Dataset rows for apps and sites
=======
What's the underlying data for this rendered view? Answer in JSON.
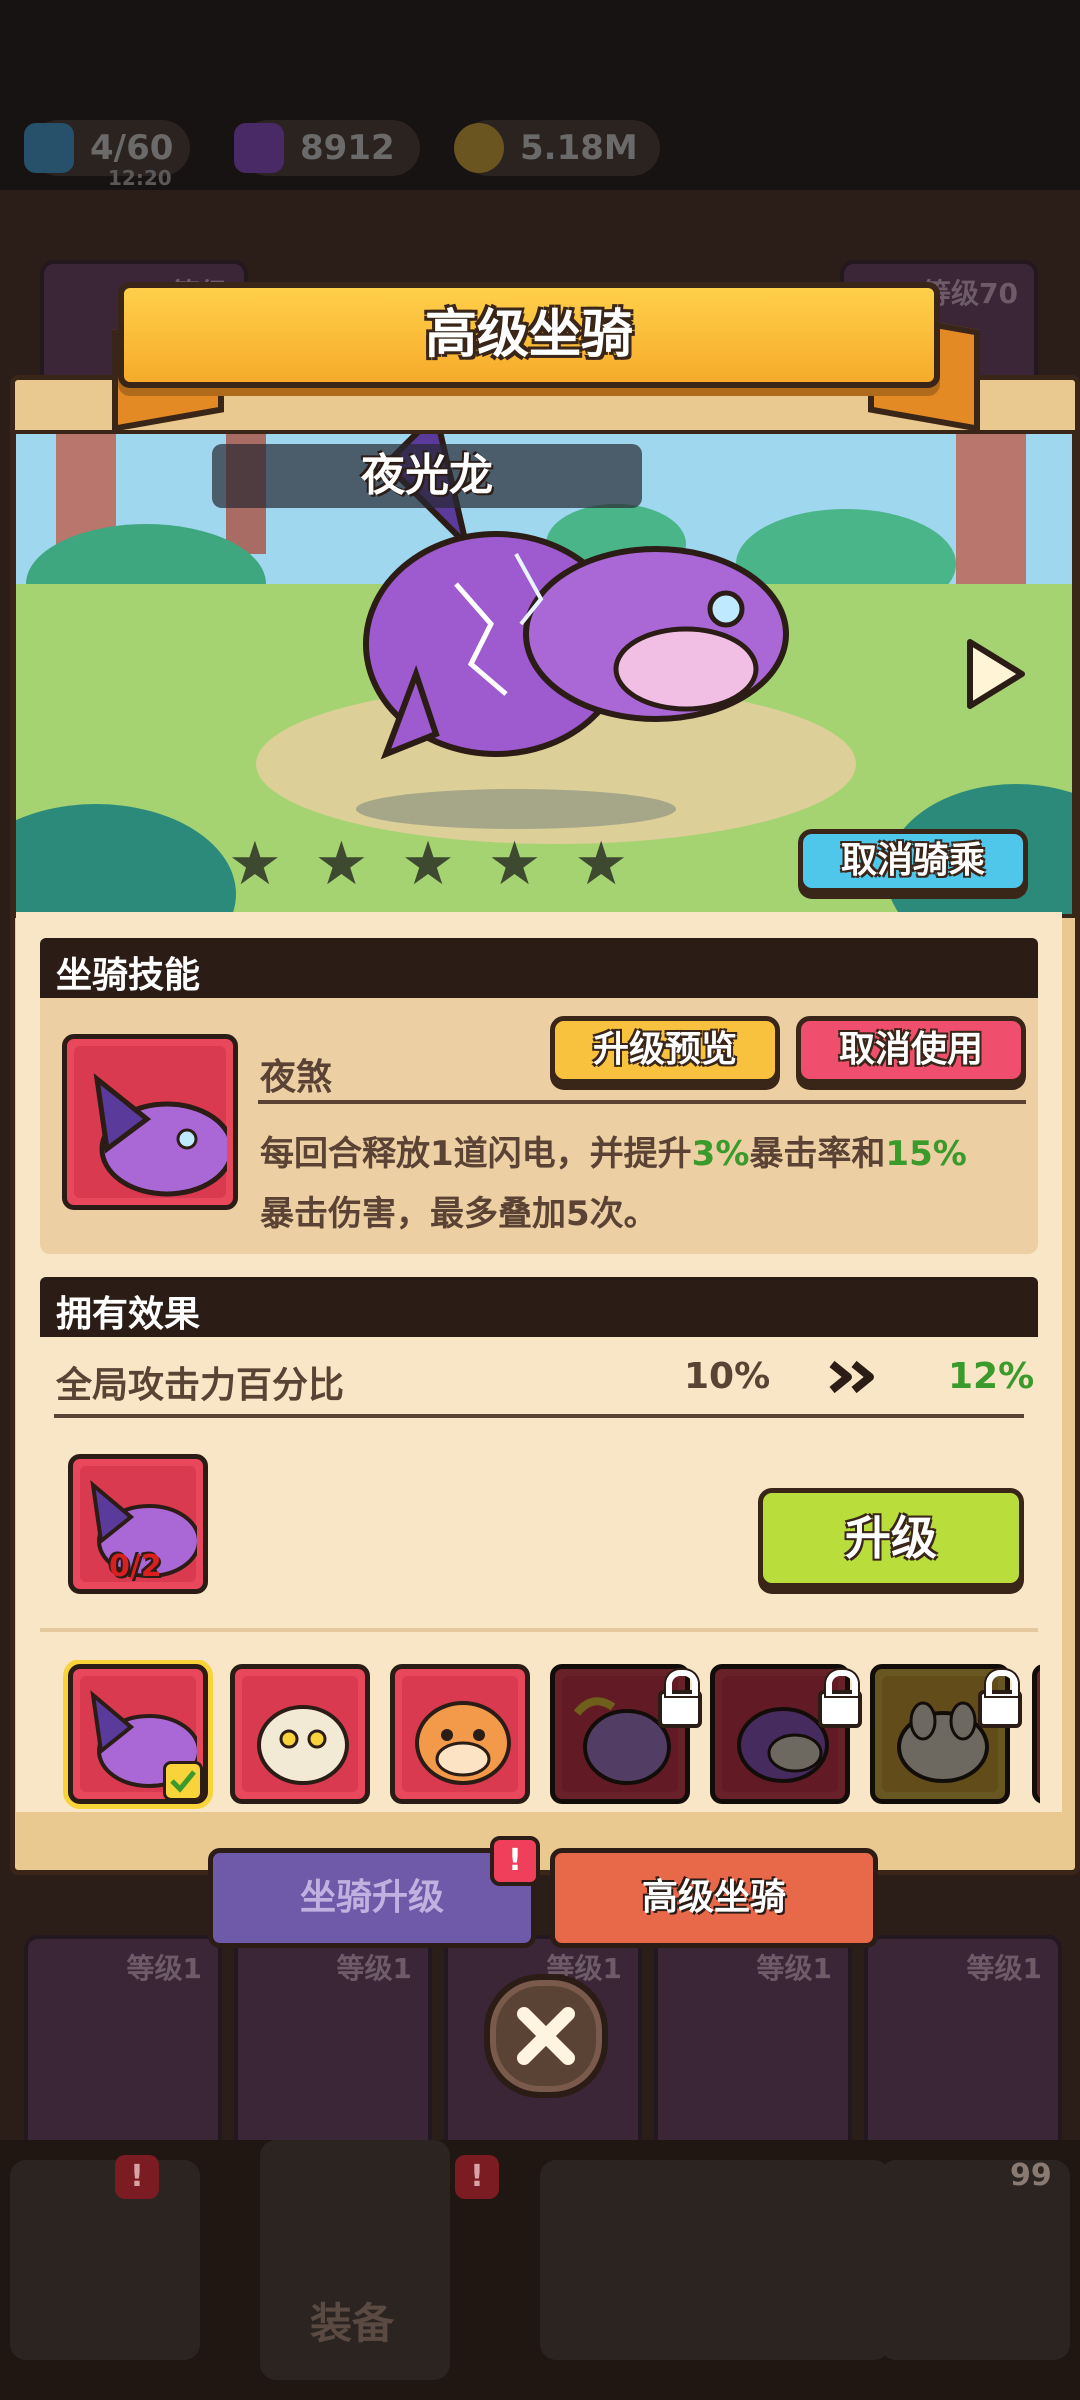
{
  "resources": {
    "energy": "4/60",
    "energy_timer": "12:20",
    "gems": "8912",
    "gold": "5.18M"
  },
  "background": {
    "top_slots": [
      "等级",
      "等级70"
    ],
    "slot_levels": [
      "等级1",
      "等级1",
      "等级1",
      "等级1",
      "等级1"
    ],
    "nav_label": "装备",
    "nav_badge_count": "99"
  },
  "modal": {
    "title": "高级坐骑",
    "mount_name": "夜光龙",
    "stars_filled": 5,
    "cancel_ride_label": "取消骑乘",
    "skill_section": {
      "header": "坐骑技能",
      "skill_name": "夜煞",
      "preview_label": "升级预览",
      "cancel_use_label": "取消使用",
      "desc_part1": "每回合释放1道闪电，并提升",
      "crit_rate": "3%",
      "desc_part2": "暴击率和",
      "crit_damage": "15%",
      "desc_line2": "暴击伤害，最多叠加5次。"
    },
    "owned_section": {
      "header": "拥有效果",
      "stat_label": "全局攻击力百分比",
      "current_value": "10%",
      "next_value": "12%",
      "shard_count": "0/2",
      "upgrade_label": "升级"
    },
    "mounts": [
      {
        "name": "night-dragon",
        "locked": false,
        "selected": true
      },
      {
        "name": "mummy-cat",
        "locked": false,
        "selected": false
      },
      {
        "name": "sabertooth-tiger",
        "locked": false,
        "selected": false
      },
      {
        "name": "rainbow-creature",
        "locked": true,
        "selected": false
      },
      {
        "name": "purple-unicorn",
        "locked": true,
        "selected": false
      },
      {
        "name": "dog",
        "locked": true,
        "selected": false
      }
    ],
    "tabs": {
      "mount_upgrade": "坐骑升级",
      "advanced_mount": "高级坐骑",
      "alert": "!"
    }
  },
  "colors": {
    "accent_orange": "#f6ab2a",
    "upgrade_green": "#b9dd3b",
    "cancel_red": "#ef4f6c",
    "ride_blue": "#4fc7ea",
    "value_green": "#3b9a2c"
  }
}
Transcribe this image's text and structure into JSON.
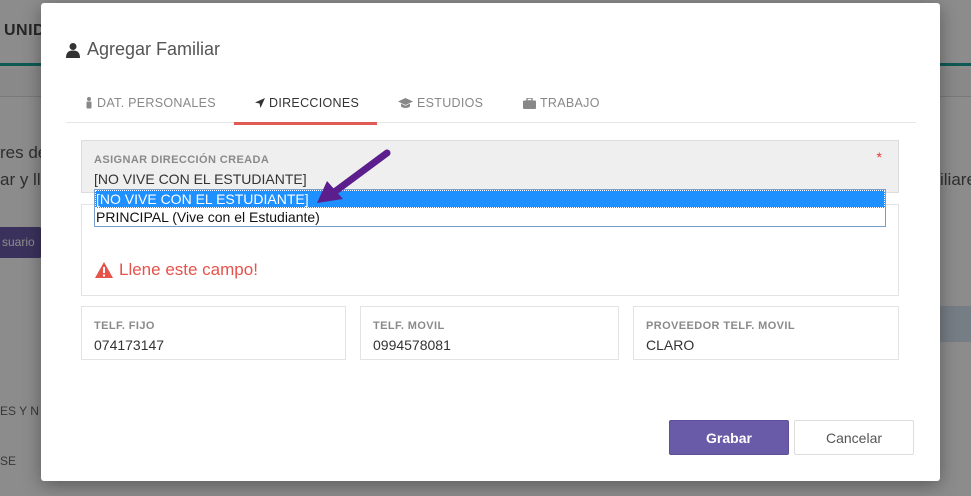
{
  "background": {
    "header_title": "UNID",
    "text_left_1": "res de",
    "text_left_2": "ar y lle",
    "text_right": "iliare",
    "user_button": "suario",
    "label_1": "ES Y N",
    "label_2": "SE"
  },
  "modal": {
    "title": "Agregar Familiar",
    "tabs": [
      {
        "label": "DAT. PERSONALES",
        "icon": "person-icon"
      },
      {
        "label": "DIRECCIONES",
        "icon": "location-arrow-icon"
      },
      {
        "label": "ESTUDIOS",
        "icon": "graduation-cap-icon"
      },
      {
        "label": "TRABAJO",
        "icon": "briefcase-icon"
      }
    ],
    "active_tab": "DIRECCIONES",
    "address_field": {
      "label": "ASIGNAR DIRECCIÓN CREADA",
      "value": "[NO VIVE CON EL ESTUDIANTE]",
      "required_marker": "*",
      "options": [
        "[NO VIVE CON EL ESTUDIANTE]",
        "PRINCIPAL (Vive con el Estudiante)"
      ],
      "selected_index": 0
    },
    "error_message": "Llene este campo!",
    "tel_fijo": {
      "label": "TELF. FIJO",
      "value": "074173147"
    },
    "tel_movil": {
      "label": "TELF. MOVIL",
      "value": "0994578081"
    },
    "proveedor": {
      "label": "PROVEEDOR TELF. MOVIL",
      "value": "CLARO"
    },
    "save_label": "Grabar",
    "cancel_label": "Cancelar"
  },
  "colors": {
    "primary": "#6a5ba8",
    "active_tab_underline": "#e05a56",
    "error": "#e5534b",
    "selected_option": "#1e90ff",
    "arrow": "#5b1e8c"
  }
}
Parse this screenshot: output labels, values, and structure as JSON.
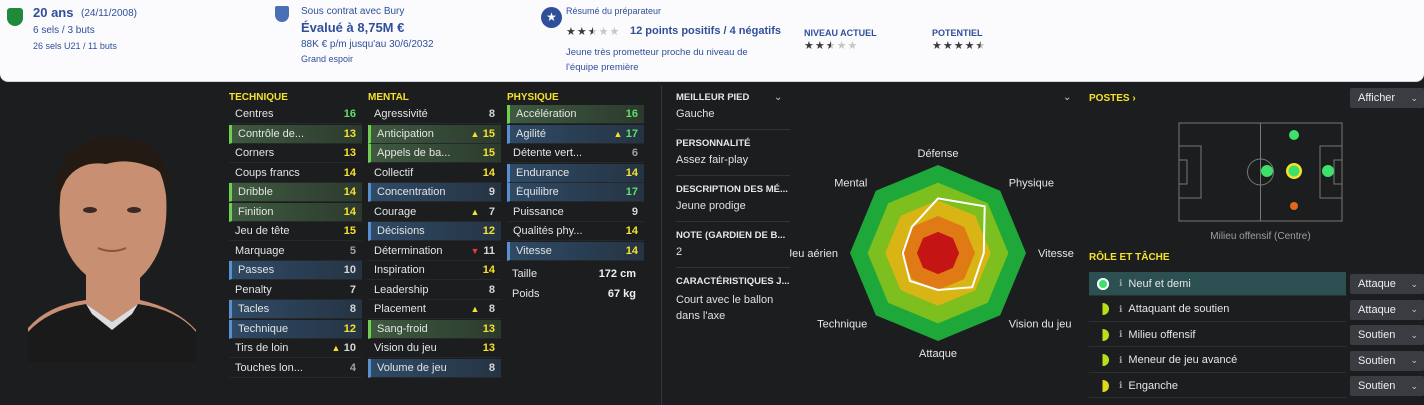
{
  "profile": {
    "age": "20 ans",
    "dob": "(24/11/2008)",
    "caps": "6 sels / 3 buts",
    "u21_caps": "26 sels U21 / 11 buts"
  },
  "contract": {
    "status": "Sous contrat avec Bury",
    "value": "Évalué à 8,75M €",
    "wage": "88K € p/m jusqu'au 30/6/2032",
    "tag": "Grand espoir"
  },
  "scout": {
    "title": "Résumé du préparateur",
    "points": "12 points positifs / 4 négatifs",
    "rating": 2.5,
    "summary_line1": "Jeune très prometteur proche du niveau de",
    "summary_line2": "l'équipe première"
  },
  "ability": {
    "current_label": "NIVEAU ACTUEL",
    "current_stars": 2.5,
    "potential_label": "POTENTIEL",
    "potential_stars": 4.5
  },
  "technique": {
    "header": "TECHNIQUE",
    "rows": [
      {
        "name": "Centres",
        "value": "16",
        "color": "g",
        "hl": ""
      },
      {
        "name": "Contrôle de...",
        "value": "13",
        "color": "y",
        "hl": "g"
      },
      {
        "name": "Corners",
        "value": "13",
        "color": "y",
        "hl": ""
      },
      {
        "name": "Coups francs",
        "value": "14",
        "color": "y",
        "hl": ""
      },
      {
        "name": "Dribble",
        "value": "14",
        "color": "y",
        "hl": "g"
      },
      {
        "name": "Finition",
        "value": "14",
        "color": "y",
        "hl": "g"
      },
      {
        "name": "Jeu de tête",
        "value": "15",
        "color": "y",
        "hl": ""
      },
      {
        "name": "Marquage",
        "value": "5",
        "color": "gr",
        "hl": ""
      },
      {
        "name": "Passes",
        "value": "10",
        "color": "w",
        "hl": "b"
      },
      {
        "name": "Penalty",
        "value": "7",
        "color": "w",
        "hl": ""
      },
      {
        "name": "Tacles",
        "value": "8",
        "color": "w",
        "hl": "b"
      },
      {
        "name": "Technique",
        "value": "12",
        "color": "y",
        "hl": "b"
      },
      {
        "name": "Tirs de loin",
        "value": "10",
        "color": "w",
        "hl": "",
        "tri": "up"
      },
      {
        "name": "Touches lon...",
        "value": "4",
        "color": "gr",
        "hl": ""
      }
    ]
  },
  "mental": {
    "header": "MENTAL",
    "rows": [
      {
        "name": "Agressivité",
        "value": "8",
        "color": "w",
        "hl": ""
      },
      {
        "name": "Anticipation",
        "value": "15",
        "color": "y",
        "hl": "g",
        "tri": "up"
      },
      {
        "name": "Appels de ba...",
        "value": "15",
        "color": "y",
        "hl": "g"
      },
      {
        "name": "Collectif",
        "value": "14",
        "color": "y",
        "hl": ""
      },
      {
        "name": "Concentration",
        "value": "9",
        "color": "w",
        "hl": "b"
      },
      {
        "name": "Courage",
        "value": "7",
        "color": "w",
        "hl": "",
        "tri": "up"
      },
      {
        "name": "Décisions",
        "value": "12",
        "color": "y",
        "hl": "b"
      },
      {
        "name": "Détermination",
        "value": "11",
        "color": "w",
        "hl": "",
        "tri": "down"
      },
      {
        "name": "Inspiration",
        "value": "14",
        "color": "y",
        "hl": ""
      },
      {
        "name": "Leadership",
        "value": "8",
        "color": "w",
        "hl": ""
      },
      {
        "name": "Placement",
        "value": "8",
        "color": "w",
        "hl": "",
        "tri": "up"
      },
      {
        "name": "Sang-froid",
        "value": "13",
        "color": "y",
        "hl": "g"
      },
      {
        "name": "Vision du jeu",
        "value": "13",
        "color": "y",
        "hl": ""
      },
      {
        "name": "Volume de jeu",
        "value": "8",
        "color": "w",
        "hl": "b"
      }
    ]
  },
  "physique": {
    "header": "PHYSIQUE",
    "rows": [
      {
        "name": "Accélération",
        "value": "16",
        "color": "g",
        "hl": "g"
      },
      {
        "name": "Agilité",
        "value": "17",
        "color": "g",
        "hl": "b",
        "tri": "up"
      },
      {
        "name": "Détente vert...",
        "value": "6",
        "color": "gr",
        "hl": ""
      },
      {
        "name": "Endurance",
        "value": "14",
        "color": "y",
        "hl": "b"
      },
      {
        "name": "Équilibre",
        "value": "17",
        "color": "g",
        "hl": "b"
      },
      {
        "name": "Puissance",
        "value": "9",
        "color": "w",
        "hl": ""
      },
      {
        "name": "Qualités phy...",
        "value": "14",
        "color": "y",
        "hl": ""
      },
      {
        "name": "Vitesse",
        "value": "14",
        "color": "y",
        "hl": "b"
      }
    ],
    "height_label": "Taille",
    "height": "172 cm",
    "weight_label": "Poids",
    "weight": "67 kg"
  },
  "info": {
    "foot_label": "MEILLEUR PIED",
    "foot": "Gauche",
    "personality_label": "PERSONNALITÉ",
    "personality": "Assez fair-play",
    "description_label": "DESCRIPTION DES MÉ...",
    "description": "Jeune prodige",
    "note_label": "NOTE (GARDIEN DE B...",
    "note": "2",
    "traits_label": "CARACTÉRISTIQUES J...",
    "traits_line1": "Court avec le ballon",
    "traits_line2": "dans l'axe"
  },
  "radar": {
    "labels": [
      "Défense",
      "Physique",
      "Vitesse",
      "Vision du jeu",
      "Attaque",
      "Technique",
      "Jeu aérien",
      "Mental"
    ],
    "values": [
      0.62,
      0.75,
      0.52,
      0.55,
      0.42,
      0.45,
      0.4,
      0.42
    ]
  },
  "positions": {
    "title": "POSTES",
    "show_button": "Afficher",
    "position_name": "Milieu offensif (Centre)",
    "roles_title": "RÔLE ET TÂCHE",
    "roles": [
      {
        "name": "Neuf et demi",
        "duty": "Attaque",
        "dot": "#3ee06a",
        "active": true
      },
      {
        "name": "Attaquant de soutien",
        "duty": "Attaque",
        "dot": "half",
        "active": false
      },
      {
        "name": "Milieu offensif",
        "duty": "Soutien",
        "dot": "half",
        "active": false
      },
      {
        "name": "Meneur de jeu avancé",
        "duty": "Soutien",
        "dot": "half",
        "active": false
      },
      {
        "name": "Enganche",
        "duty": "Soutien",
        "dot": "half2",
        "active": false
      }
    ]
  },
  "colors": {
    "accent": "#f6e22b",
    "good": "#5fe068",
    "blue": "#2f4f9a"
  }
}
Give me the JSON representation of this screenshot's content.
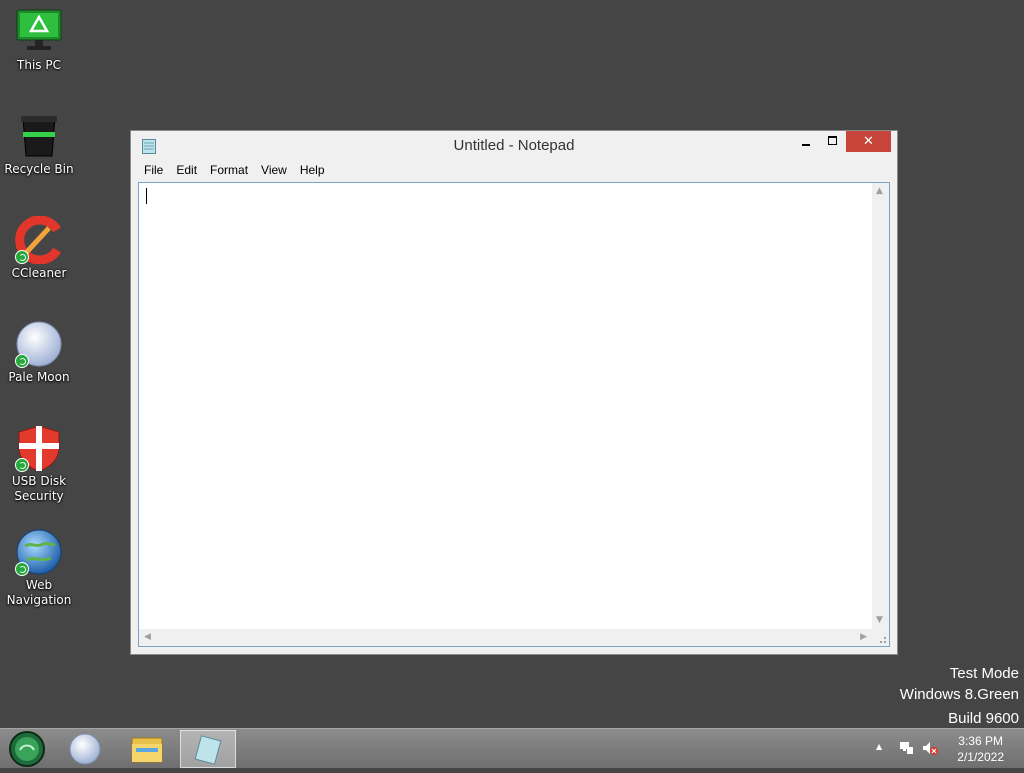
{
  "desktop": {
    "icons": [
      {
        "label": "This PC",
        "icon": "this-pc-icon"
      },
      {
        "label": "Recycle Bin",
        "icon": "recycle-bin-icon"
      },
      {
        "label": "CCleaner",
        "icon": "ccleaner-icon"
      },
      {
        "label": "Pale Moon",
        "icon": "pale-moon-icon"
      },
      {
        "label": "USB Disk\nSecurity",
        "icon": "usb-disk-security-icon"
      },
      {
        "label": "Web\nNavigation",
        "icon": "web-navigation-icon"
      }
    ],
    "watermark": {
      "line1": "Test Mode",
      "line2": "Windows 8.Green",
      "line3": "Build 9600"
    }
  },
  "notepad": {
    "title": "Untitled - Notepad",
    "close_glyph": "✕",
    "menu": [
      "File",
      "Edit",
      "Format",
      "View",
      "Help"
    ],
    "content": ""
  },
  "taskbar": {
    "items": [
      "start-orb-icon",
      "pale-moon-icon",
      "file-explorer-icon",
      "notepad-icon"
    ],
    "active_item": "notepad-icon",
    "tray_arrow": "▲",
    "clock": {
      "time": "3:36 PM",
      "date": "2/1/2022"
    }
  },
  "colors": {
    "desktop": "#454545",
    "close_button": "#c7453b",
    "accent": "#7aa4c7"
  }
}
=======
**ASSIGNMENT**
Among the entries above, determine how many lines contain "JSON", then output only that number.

**REPLY**
4